By Veronica Sommerville,
People desperately holding onto Indian summer dreams may have been ecstatic with the less than average precipitation in October, but it may have some interesting effects on the upcoming year. Wearing your ski boots around the living room to make sure they still fit just isnt the same when there is not a flake of snow on the mountain on the first of November. I am sure this feeling of anxious impatience is similar to how late fall spawning salmon feel hanging in the depths of the river awaiting the last leg of their journey to their natal streams.
The Coho salmon have returned to the Lillooet River watershed for one reason and one reason only, to spawn. Coho salmon have a penchant for small, ground-water fed streams. Come hell or low water, the Coho will make do, even if they have to spawn in less than desirable habitat. This may affect the survival rate of the eggs and alevin, however this may be a blessing in disguise. The less-than-average rainfall this summer and fall left many of the ponds dry where newly hatched Coho salmon fry like to hang out and grow before moving into the ocean one year later. However, a high egg mortality rate will leave fewer fry competing for available habitat and food. Consequently, this translates into larger and hardier smolts, which will have a greater chance of survival in their upcoming travels.
The drier fall may also affect the spectacular Sockeye salmon run the Birkenhead River saw this past September. Hopefully the worst thing to come of the low water is the smell of rotting salmon the Mount Currie folks have had to endure. Although plummeting water levels throughout October may have left some eggs high and dry, the salmonid species natural resilience will come in handy. All salmon bury their eggs in gravel nests, called redds, which can be up to 50cm deep. This ensures that once the eggs develop eyes (appropriately called eyed-eggs) they are hardy enough to withstand periods of drought. The eggs can be sustained with minute amounts of rainfall filtered through the gravel for a surprisingly long time.
This egg survival technique will also support the Chinook salmon that also consider the Birkenhead the place to be if in the mood to spawn, though may be only marginally affected by waning water levels since they prefer deeper channels.
For now it seems like the usual Coast Mountain climate will come through for all of us alike skiers, snowboarders and salmon. Whatever weather we are blessed (or cursed) with, nature will prevail better than a snow enthusiast in a downpour.
Thursday, Nov. 28th, 6:15 to 7 p.m., MY Place Whistler Naturalists Annual General Meeting. The Whistler Naturalists encourage anyone interested in getting more involved to join us for our third AGM. New board members welcome. For details, contact Bob Brett (604-932-8900; email@example.com).
Thursday, Nov. 28th Andy MacKinnon, "Coastal Rainforests: More Than Just Trees?" 7:30 p.m., MY Place.
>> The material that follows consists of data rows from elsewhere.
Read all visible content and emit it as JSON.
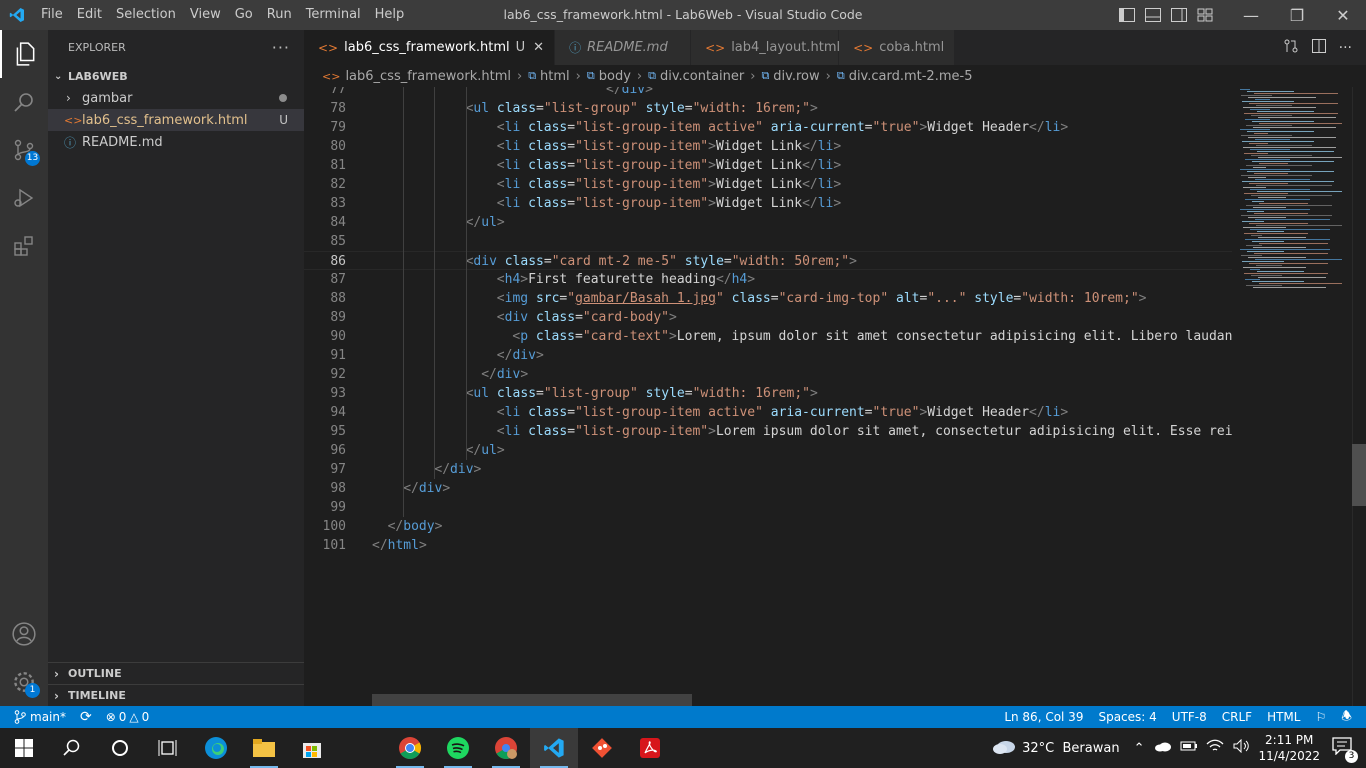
{
  "titlebar": {
    "menu": [
      "File",
      "Edit",
      "Selection",
      "View",
      "Go",
      "Run",
      "Terminal",
      "Help"
    ],
    "window_title": "lab6_css_framework.html - Lab6Web - Visual Studio Code"
  },
  "activity_bar": {
    "items": [
      "explorer-icon",
      "search-icon",
      "source-control-icon",
      "run-debug-icon",
      "extensions-icon"
    ],
    "source_control_badge": "13",
    "settings_badge": "1"
  },
  "explorer": {
    "header": "EXPLORER",
    "more": "···",
    "folder": "LAB6WEB",
    "items": [
      {
        "label": "gambar",
        "type": "folder"
      },
      {
        "label": "lab6_css_framework.html",
        "type": "html",
        "status": "U"
      },
      {
        "label": "README.md",
        "type": "md"
      }
    ],
    "outline": "OUTLINE",
    "timeline": "TIMELINE"
  },
  "tabs": [
    {
      "label": "lab6_css_framework.html",
      "status": "U",
      "active": true
    },
    {
      "label": "README.md"
    },
    {
      "label": "lab4_layout.html"
    },
    {
      "label": "coba.html"
    }
  ],
  "breadcrumb": [
    "lab6_css_framework.html",
    "html",
    "body",
    "div.container",
    "div.row",
    "div.card.mt-2.me-5"
  ],
  "editor": {
    "lines": [
      {
        "n": "77",
        "indent": 30,
        "segs": [
          [
            "b",
            "</"
          ],
          [
            "t",
            "div"
          ],
          [
            "b",
            ">"
          ]
        ]
      },
      {
        "n": "78",
        "indent": 12,
        "segs": [
          [
            "b",
            "<"
          ],
          [
            "t",
            "ul"
          ],
          [
            "w",
            " "
          ],
          [
            "a",
            "class"
          ],
          [
            "w",
            "="
          ],
          [
            "s",
            "\"list-group\""
          ],
          [
            "w",
            " "
          ],
          [
            "a",
            "style"
          ],
          [
            "w",
            "="
          ],
          [
            "s",
            "\"width: 16rem;\""
          ],
          [
            "b",
            ">"
          ]
        ]
      },
      {
        "n": "79",
        "indent": 16,
        "segs": [
          [
            "b",
            "<"
          ],
          [
            "t",
            "li"
          ],
          [
            "w",
            " "
          ],
          [
            "a",
            "class"
          ],
          [
            "w",
            "="
          ],
          [
            "s",
            "\"list-group-item active\""
          ],
          [
            "w",
            " "
          ],
          [
            "a",
            "aria-current"
          ],
          [
            "w",
            "="
          ],
          [
            "s",
            "\"true\""
          ],
          [
            "b",
            ">"
          ],
          [
            "w",
            "Widget Header"
          ],
          [
            "b",
            "</"
          ],
          [
            "t",
            "li"
          ],
          [
            "b",
            ">"
          ]
        ]
      },
      {
        "n": "80",
        "indent": 16,
        "segs": [
          [
            "b",
            "<"
          ],
          [
            "t",
            "li"
          ],
          [
            "w",
            " "
          ],
          [
            "a",
            "class"
          ],
          [
            "w",
            "="
          ],
          [
            "s",
            "\"list-group-item\""
          ],
          [
            "b",
            ">"
          ],
          [
            "w",
            "Widget Link"
          ],
          [
            "b",
            "</"
          ],
          [
            "t",
            "li"
          ],
          [
            "b",
            ">"
          ]
        ]
      },
      {
        "n": "81",
        "indent": 16,
        "segs": [
          [
            "b",
            "<"
          ],
          [
            "t",
            "li"
          ],
          [
            "w",
            " "
          ],
          [
            "a",
            "class"
          ],
          [
            "w",
            "="
          ],
          [
            "s",
            "\"list-group-item\""
          ],
          [
            "b",
            ">"
          ],
          [
            "w",
            "Widget Link"
          ],
          [
            "b",
            "</"
          ],
          [
            "t",
            "li"
          ],
          [
            "b",
            ">"
          ]
        ]
      },
      {
        "n": "82",
        "indent": 16,
        "segs": [
          [
            "b",
            "<"
          ],
          [
            "t",
            "li"
          ],
          [
            "w",
            " "
          ],
          [
            "a",
            "class"
          ],
          [
            "w",
            "="
          ],
          [
            "s",
            "\"list-group-item\""
          ],
          [
            "b",
            ">"
          ],
          [
            "w",
            "Widget Link"
          ],
          [
            "b",
            "</"
          ],
          [
            "t",
            "li"
          ],
          [
            "b",
            ">"
          ]
        ]
      },
      {
        "n": "83",
        "indent": 16,
        "segs": [
          [
            "b",
            "<"
          ],
          [
            "t",
            "li"
          ],
          [
            "w",
            " "
          ],
          [
            "a",
            "class"
          ],
          [
            "w",
            "="
          ],
          [
            "s",
            "\"list-group-item\""
          ],
          [
            "b",
            ">"
          ],
          [
            "w",
            "Widget Link"
          ],
          [
            "b",
            "</"
          ],
          [
            "t",
            "li"
          ],
          [
            "b",
            ">"
          ]
        ]
      },
      {
        "n": "84",
        "indent": 12,
        "segs": [
          [
            "b",
            "</"
          ],
          [
            "t",
            "ul"
          ],
          [
            "b",
            ">"
          ]
        ]
      },
      {
        "n": "85",
        "indent": 0,
        "segs": []
      },
      {
        "n": "86",
        "indent": 12,
        "segs": [
          [
            "b",
            "<"
          ],
          [
            "t",
            "div"
          ],
          [
            "w",
            " "
          ],
          [
            "a",
            "class"
          ],
          [
            "w",
            "="
          ],
          [
            "s",
            "\"card mt-2 me-5\""
          ],
          [
            "w",
            " "
          ],
          [
            "a",
            "style"
          ],
          [
            "w",
            "="
          ],
          [
            "s",
            "\"width: 50rem;\""
          ],
          [
            "b",
            ">"
          ]
        ]
      },
      {
        "n": "87",
        "indent": 16,
        "segs": [
          [
            "b",
            "<"
          ],
          [
            "t",
            "h4"
          ],
          [
            "b",
            ">"
          ],
          [
            "w",
            "First featurette heading"
          ],
          [
            "b",
            "</"
          ],
          [
            "t",
            "h4"
          ],
          [
            "b",
            ">"
          ]
        ]
      },
      {
        "n": "88",
        "indent": 16,
        "segs": [
          [
            "b",
            "<"
          ],
          [
            "t",
            "img"
          ],
          [
            "w",
            " "
          ],
          [
            "a",
            "src"
          ],
          [
            "w",
            "="
          ],
          [
            "s",
            "\""
          ],
          [
            "su",
            "gambar/Basah 1.jpg"
          ],
          [
            "s",
            "\""
          ],
          [
            "w",
            " "
          ],
          [
            "a",
            "class"
          ],
          [
            "w",
            "="
          ],
          [
            "s",
            "\"card-img-top\""
          ],
          [
            "w",
            " "
          ],
          [
            "a",
            "alt"
          ],
          [
            "w",
            "="
          ],
          [
            "s",
            "\"...\""
          ],
          [
            "w",
            " "
          ],
          [
            "a",
            "style"
          ],
          [
            "w",
            "="
          ],
          [
            "s",
            "\"width: 10rem;\""
          ],
          [
            "b",
            ">"
          ]
        ]
      },
      {
        "n": "89",
        "indent": 16,
        "segs": [
          [
            "b",
            "<"
          ],
          [
            "t",
            "div"
          ],
          [
            "w",
            " "
          ],
          [
            "a",
            "class"
          ],
          [
            "w",
            "="
          ],
          [
            "s",
            "\"card-body\""
          ],
          [
            "b",
            ">"
          ]
        ]
      },
      {
        "n": "90",
        "indent": 18,
        "segs": [
          [
            "b",
            "<"
          ],
          [
            "t",
            "p"
          ],
          [
            "w",
            " "
          ],
          [
            "a",
            "class"
          ],
          [
            "w",
            "="
          ],
          [
            "s",
            "\"card-text\""
          ],
          [
            "b",
            ">"
          ],
          [
            "w",
            "Lorem, ipsum dolor sit amet consectetur adipisicing elit. Libero laudanti"
          ]
        ]
      },
      {
        "n": "91",
        "indent": 16,
        "segs": [
          [
            "b",
            "</"
          ],
          [
            "t",
            "div"
          ],
          [
            "b",
            ">"
          ]
        ]
      },
      {
        "n": "92",
        "indent": 14,
        "segs": [
          [
            "b",
            "</"
          ],
          [
            "t",
            "div"
          ],
          [
            "b",
            ">"
          ]
        ]
      },
      {
        "n": "93",
        "indent": 12,
        "segs": [
          [
            "b",
            "<"
          ],
          [
            "t",
            "ul"
          ],
          [
            "w",
            " "
          ],
          [
            "a",
            "class"
          ],
          [
            "w",
            "="
          ],
          [
            "s",
            "\"list-group\""
          ],
          [
            "w",
            " "
          ],
          [
            "a",
            "style"
          ],
          [
            "w",
            "="
          ],
          [
            "s",
            "\"width: 16rem;\""
          ],
          [
            "b",
            ">"
          ]
        ]
      },
      {
        "n": "94",
        "indent": 16,
        "segs": [
          [
            "b",
            "<"
          ],
          [
            "t",
            "li"
          ],
          [
            "w",
            " "
          ],
          [
            "a",
            "class"
          ],
          [
            "w",
            "="
          ],
          [
            "s",
            "\"list-group-item active\""
          ],
          [
            "w",
            " "
          ],
          [
            "a",
            "aria-current"
          ],
          [
            "w",
            "="
          ],
          [
            "s",
            "\"true\""
          ],
          [
            "b",
            ">"
          ],
          [
            "w",
            "Widget Header"
          ],
          [
            "b",
            "</"
          ],
          [
            "t",
            "li"
          ],
          [
            "b",
            ">"
          ]
        ]
      },
      {
        "n": "95",
        "indent": 16,
        "segs": [
          [
            "b",
            "<"
          ],
          [
            "t",
            "li"
          ],
          [
            "w",
            " "
          ],
          [
            "a",
            "class"
          ],
          [
            "w",
            "="
          ],
          [
            "s",
            "\"list-group-item\""
          ],
          [
            "b",
            ">"
          ],
          [
            "w",
            "Lorem ipsum dolor sit amet, consectetur adipisicing elit. Esse reici"
          ]
        ]
      },
      {
        "n": "96",
        "indent": 12,
        "segs": [
          [
            "b",
            "</"
          ],
          [
            "t",
            "ul"
          ],
          [
            "b",
            ">"
          ]
        ]
      },
      {
        "n": "97",
        "indent": 8,
        "segs": [
          [
            "b",
            "</"
          ],
          [
            "t",
            "div"
          ],
          [
            "b",
            ">"
          ]
        ]
      },
      {
        "n": "98",
        "indent": 4,
        "segs": [
          [
            "b",
            "</"
          ],
          [
            "t",
            "div"
          ],
          [
            "b",
            ">"
          ]
        ]
      },
      {
        "n": "99",
        "indent": 0,
        "segs": []
      },
      {
        "n": "100",
        "indent": 2,
        "segs": [
          [
            "b",
            "</"
          ],
          [
            "t",
            "body"
          ],
          [
            "b",
            ">"
          ]
        ]
      },
      {
        "n": "101",
        "indent": 0,
        "segs": [
          [
            "b",
            "</"
          ],
          [
            "t",
            "html"
          ],
          [
            "b",
            ">"
          ]
        ]
      }
    ],
    "current_line": "86"
  },
  "statusbar": {
    "branch": "main*",
    "errors": "0",
    "warnings": "0",
    "cursor": "Ln 86, Col 39",
    "spaces": "Spaces: 4",
    "encoding": "UTF-8",
    "eol": "CRLF",
    "language": "HTML"
  },
  "taskbar": {
    "weather": "32°C  Berawan",
    "time": "2:11 PM",
    "date": "11/4/2022",
    "notification_count": "3"
  },
  "colors": {
    "accent": "#007acc",
    "tag": "#569cd6",
    "attribute": "#9cdcfe",
    "string": "#ce9178",
    "bracket": "#808080"
  }
}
Andy MacKinnon, best known as the co-author of Plants of Coastal B.C., is an incredibly energetic and enthusiastic speaker. A mushroom guy (mycologist) by training, Andy has studied and monitored temperate rainforests through his senior position with the B.C. government. His presentation will describe temperate rainforests (including those in Whistler) and the challenges in managing them for a number of uses, including the opportunities and risks of harvesting non-forest timber products (for example, mushrooms and plants for the floral trade). Admission by donation. Follows the Whistler Naturalists AGM.
Sightings: To report noteworthy bird sightings any time of year, please contact Michael Thompson (604-932-5010; email: firstname.lastname@example.org).